### Task description
Scan the records below and copy every line that contains the string "horsetulpamancer".

[Excerpts from an interface dataset]
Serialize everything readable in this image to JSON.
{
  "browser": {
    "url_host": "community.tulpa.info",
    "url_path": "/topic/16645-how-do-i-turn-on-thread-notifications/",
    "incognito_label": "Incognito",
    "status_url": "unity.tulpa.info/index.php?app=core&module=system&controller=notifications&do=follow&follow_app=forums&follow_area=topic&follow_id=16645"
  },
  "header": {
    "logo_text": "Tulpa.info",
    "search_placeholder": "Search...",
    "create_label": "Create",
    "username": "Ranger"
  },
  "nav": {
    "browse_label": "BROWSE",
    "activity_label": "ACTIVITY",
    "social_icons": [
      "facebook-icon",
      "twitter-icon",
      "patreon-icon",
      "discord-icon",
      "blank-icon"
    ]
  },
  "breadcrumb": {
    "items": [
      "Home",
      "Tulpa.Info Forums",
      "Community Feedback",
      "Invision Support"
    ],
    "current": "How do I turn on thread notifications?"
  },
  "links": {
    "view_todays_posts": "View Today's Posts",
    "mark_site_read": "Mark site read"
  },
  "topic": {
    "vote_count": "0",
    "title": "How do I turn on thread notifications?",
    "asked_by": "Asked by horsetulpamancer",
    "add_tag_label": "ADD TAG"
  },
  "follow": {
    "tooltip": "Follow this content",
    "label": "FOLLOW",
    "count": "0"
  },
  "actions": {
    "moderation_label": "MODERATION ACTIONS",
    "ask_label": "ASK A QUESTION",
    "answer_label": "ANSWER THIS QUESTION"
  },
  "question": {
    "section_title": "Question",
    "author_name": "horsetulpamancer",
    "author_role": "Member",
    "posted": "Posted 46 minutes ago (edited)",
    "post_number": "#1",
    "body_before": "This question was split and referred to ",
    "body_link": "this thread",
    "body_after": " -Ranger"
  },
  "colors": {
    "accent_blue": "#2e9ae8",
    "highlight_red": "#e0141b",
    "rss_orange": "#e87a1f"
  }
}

### Answer for this exercise
    "asked_by": "Asked by horsetulpamancer",
    "author_name": "horsetulpamancer",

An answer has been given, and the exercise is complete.